This year at the Grammy Awards, Lifetime Achievement awards are going to bands like and — long overdue, you could say. But they look like young punks next to another Lifetime Achievement recipient: Maud Powell.
was born in Illinois in 1867. She picked up the violin as a young child
and really never put it down. At the turn of the 20th century,
classical music in America was scoffed at by Europeans. But Powell
became the first American-born violinist — man or woman — to change that
by winning over European audiences. She toured, playing her violin for
audiences across the U.S. In those days, if a woman made music, she
usually played the piano, and she did it in parlor rooms or at dinner
parties —not in the spotlight on a stage.
is a violinst who has long been inspiried by Maud Powell, even
releasing her own tribute recordings of Powell's work.

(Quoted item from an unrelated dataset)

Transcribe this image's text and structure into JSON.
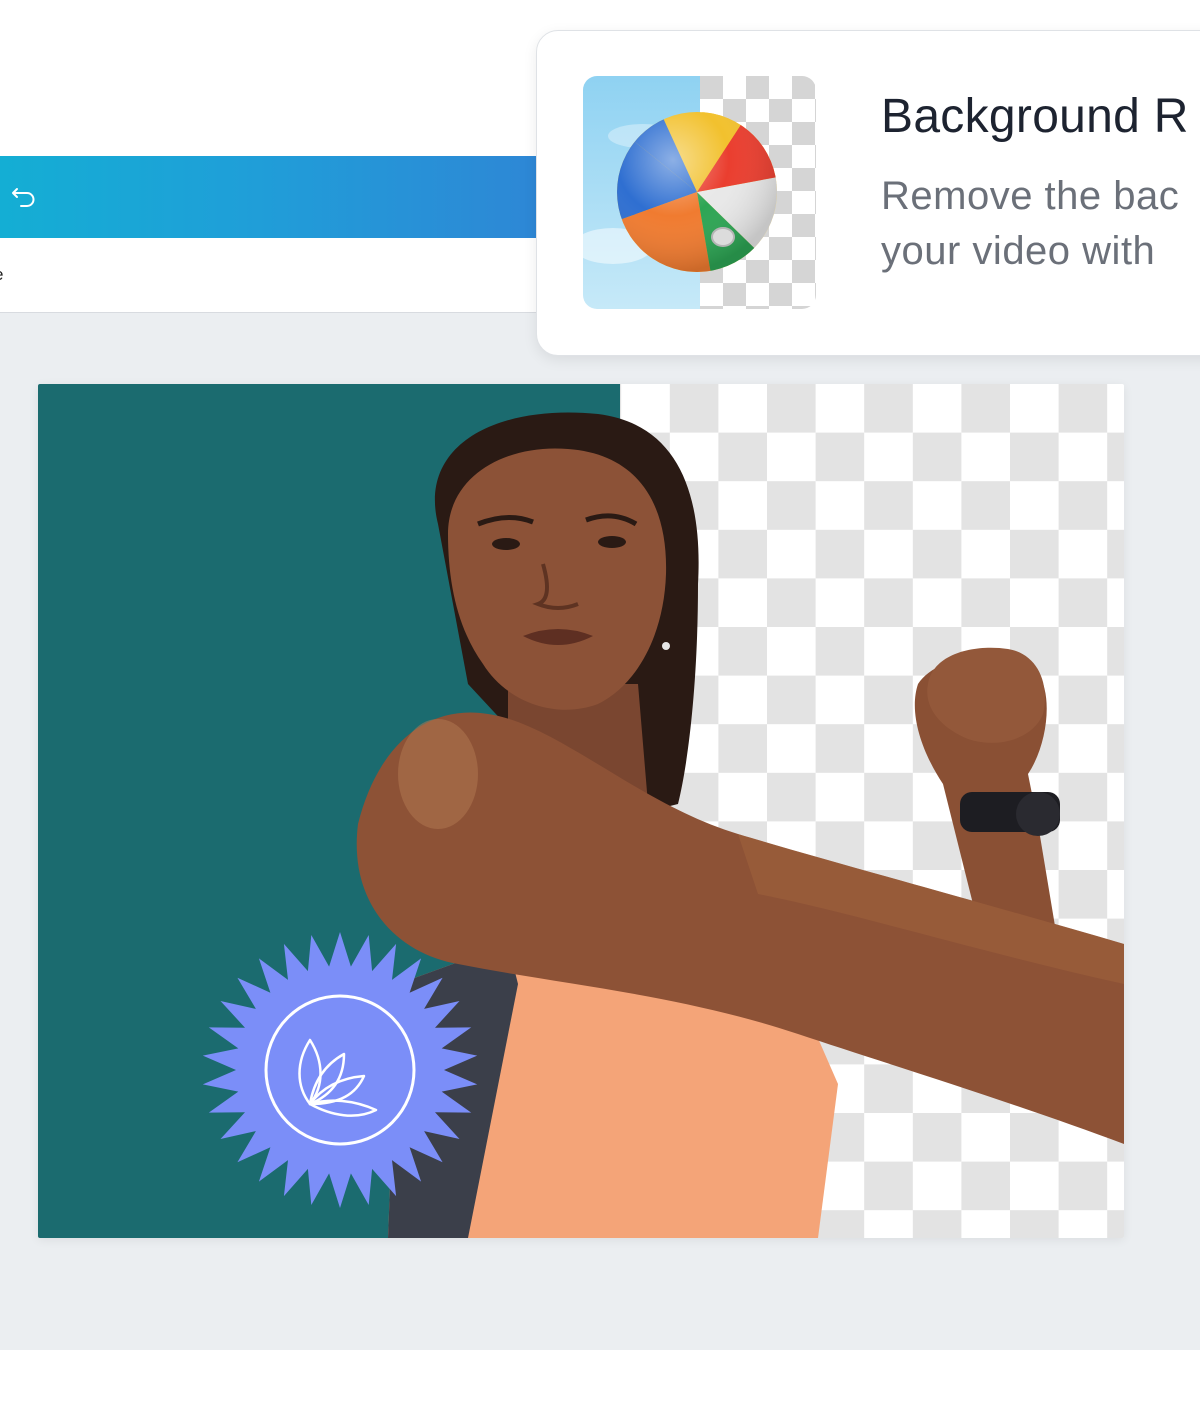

Barton Pine says
that though she grew up a big fan of music history, she never
encountered Powell until she was 20 years old, and received a copy of
Powell's biography in the mail from its author, Karen Shaffer.

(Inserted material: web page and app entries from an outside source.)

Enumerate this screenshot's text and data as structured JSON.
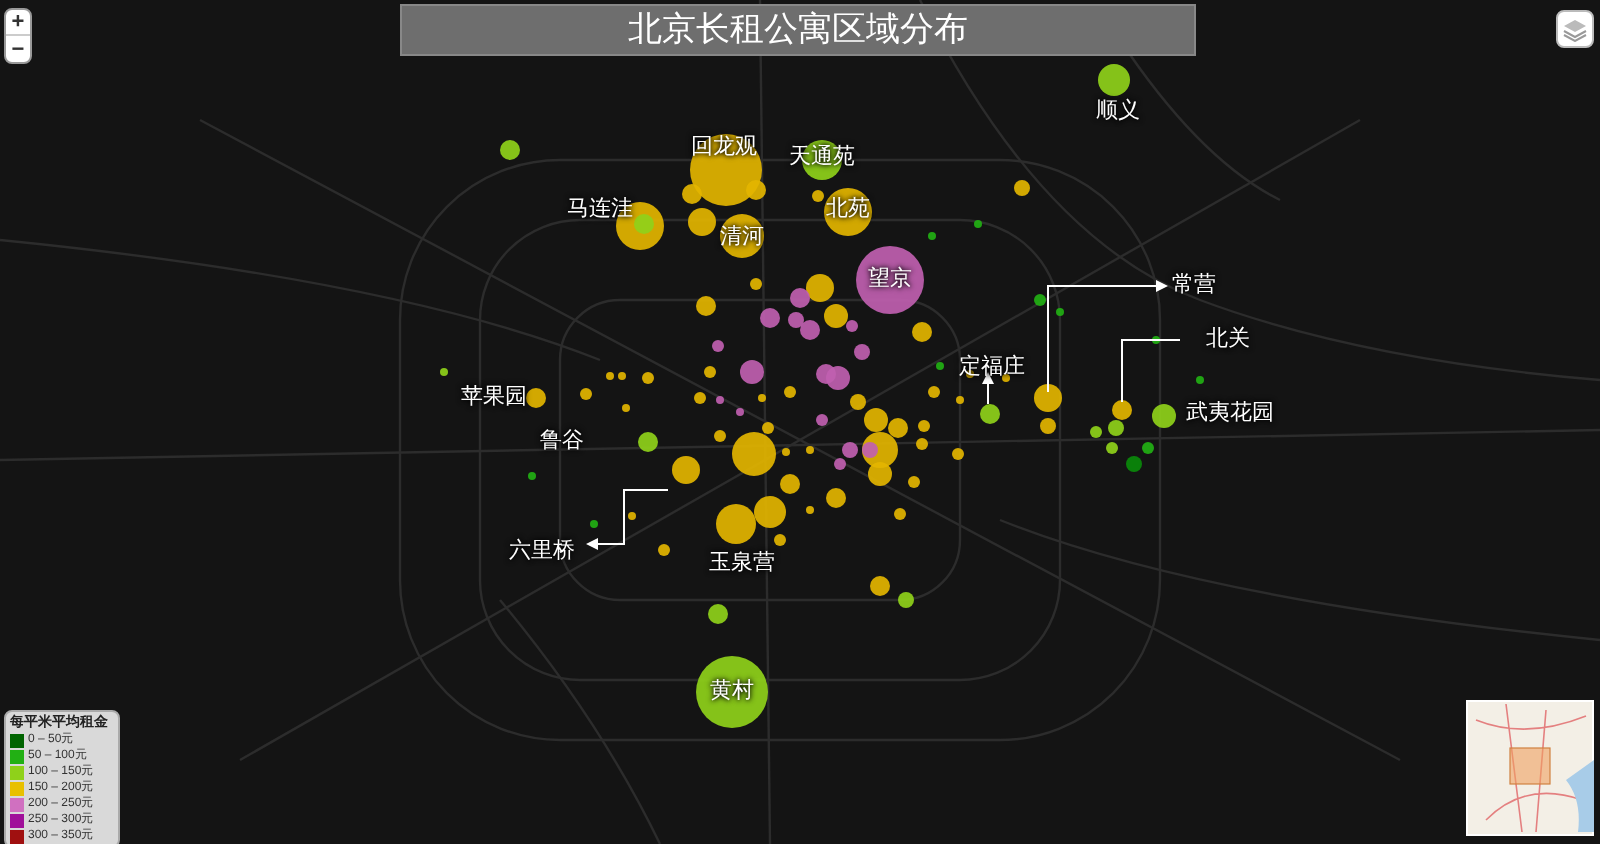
{
  "title": "北京长租公寓区域分布",
  "zoom_controls": [
    "+",
    "−"
  ],
  "places": [
    {
      "label": "顺义"
    },
    {
      "label": "回龙观"
    },
    {
      "label": "天通苑"
    },
    {
      "label": "马连洼"
    },
    {
      "label": "北苑"
    },
    {
      "label": "清河"
    },
    {
      "label": "望京"
    },
    {
      "label": "常营"
    },
    {
      "label": "北关"
    },
    {
      "label": "定福庄"
    },
    {
      "label": "苹果园"
    },
    {
      "label": "武夷花园"
    },
    {
      "label": "鲁谷"
    },
    {
      "label": "六里桥"
    },
    {
      "label": "玉泉营"
    },
    {
      "label": "黄村"
    }
  ],
  "legend": {
    "title": "每平米平均租金",
    "items": [
      {
        "label": "0 – 50元",
        "color": "#006400"
      },
      {
        "label": "50 – 100元",
        "color": "#22b014"
      },
      {
        "label": "100 – 150元",
        "color": "#8fd11a"
      },
      {
        "label": "150 – 200元",
        "color": "#e8c000"
      },
      {
        "label": "200 – 250元",
        "color": "#d070c0"
      },
      {
        "label": "250 – 300元",
        "color": "#a0109a"
      },
      {
        "label": "300 – 350元",
        "color": "#a01010"
      }
    ]
  }
}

was a real revelation — not just because of how she was the greatest
woman violinist in the world during her lifetime, and playing the works

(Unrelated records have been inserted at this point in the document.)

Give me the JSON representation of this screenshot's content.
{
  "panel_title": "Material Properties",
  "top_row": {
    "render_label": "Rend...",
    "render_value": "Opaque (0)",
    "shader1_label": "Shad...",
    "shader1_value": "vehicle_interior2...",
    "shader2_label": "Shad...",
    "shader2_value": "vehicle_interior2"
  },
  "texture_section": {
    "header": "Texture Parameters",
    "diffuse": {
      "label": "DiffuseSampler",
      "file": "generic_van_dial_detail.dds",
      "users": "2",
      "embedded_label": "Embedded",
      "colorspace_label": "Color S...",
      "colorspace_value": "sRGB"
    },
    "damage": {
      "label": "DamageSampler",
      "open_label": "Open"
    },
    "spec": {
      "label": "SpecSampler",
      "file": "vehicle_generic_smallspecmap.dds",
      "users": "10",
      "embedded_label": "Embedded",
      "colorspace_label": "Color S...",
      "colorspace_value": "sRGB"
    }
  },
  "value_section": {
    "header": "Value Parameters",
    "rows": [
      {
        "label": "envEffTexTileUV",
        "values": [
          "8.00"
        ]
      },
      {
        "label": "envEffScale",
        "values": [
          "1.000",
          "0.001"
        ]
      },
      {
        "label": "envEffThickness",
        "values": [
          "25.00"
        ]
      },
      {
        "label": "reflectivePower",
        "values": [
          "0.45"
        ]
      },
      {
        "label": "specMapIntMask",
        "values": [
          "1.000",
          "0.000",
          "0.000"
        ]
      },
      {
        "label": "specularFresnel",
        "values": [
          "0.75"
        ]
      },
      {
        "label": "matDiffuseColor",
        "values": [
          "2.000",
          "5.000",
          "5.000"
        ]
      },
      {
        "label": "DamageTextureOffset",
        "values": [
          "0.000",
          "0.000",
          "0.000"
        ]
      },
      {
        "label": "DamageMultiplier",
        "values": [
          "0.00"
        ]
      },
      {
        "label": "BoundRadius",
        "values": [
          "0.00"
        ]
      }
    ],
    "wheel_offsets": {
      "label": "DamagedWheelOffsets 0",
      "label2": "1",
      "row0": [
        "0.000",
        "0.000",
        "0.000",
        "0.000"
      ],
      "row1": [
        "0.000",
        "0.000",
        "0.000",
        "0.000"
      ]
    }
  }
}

of black composers when white instrumentalists just didn't do that,"
Barton Pine says. "It was the values by which she lived her life,
playing concerts for communities that had never before had a classical
concert, and using the recording technology as a further way to spread
great music all over the place to people who had not yet had a chance to
fall in love with it."
Rachel Barton Pine is one of the people
accepting the Lifetime Achievement Grammy on behalf of Maud Powell, who
died in 1920. Hear more of her conversation with NPR's Rachel Martin at
the audio link.